Web page and app entries
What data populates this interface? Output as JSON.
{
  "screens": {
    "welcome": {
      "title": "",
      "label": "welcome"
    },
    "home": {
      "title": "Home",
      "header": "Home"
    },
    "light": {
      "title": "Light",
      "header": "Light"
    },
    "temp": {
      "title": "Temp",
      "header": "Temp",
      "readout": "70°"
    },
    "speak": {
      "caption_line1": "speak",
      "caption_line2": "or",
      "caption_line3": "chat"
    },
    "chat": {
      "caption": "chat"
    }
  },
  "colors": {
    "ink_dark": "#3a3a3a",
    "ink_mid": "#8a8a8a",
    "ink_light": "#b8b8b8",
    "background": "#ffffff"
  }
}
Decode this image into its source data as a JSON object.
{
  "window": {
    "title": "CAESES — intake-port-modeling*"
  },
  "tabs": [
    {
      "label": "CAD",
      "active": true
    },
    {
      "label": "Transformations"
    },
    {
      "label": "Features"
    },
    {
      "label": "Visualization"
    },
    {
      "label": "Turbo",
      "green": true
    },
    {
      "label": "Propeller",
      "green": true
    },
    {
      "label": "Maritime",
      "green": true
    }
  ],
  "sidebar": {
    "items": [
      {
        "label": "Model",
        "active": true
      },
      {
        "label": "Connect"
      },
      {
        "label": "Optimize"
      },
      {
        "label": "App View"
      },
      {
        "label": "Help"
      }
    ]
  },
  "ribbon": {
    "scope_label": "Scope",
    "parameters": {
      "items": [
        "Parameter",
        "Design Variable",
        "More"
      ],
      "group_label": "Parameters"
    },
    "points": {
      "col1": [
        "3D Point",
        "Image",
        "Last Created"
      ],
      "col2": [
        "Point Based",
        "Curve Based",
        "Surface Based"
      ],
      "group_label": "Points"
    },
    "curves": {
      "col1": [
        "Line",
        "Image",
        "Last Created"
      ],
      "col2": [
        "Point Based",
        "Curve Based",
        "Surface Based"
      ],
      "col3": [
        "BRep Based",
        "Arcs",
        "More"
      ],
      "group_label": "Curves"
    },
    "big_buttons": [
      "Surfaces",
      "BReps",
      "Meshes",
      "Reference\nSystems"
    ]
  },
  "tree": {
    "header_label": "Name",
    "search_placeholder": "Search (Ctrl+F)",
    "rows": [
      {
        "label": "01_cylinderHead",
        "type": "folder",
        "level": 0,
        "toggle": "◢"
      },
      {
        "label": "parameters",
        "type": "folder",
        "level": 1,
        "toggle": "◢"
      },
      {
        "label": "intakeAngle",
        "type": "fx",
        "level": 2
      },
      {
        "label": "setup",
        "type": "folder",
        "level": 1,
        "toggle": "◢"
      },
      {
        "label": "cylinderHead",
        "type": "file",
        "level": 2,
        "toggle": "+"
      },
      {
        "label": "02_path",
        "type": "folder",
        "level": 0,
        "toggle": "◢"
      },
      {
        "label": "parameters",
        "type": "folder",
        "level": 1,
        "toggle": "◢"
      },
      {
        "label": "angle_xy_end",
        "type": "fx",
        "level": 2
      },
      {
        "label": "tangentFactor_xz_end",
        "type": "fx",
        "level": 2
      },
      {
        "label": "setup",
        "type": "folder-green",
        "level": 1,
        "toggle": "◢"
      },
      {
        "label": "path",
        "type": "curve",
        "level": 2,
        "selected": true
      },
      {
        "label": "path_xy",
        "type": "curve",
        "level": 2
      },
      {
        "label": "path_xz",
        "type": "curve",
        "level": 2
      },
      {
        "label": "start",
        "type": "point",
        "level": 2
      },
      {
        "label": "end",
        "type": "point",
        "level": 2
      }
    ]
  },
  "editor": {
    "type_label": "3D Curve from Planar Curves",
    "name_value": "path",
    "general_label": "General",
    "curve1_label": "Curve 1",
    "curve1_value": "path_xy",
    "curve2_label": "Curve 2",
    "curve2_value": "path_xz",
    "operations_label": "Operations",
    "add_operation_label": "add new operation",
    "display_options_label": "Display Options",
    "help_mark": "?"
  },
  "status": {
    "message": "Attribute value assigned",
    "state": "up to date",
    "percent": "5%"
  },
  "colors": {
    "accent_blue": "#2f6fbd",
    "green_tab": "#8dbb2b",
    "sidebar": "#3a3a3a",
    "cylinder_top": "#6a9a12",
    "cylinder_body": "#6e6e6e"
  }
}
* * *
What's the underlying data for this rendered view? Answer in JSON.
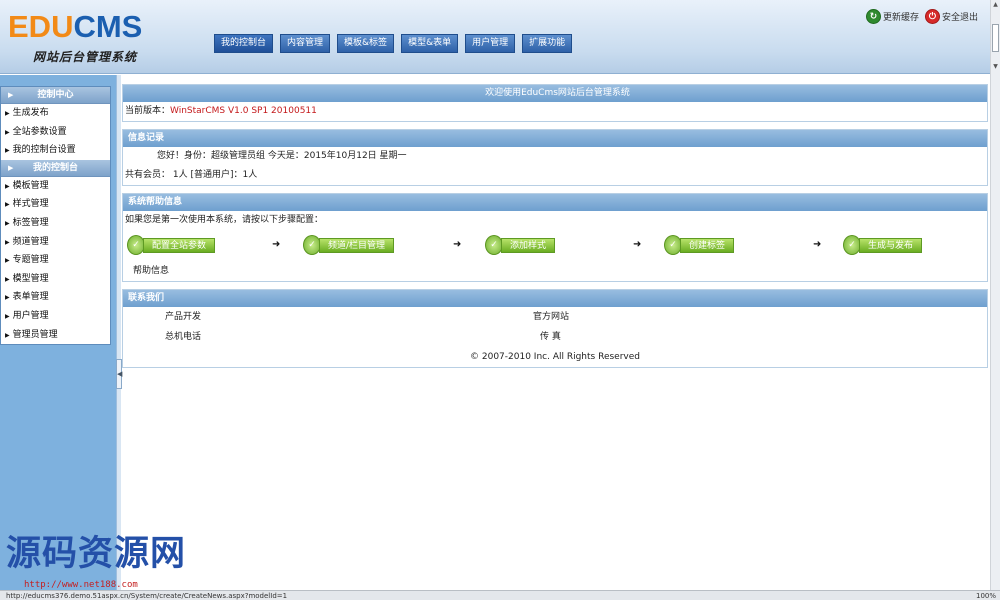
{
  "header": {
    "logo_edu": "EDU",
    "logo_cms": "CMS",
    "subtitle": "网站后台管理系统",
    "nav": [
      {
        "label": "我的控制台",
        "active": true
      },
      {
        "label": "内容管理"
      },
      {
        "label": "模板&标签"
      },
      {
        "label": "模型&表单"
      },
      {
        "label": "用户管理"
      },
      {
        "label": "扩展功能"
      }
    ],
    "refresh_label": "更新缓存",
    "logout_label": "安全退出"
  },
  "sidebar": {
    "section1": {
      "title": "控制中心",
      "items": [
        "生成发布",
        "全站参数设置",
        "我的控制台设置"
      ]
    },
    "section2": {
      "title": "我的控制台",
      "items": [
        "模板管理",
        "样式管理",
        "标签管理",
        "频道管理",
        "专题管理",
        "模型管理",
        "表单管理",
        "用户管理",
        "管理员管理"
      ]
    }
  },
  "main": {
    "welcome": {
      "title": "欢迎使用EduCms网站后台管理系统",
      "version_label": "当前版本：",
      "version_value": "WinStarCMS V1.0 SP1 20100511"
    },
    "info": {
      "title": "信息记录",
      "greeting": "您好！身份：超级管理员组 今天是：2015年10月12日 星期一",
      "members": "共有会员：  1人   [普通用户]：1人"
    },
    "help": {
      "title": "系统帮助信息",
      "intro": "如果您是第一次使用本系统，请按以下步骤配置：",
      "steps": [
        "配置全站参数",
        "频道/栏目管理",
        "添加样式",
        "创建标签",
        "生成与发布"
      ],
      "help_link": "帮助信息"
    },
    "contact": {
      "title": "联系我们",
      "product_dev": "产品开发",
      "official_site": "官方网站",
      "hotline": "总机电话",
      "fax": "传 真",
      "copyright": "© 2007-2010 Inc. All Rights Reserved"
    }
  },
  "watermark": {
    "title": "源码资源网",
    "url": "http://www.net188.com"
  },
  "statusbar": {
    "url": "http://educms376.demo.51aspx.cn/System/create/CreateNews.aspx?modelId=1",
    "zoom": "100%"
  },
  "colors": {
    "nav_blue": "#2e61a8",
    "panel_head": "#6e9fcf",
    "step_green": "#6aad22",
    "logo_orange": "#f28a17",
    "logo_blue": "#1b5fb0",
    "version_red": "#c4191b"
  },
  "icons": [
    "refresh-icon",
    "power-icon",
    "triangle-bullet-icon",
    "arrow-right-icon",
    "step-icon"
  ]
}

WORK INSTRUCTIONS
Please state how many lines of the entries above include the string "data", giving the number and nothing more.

OUTPUT
3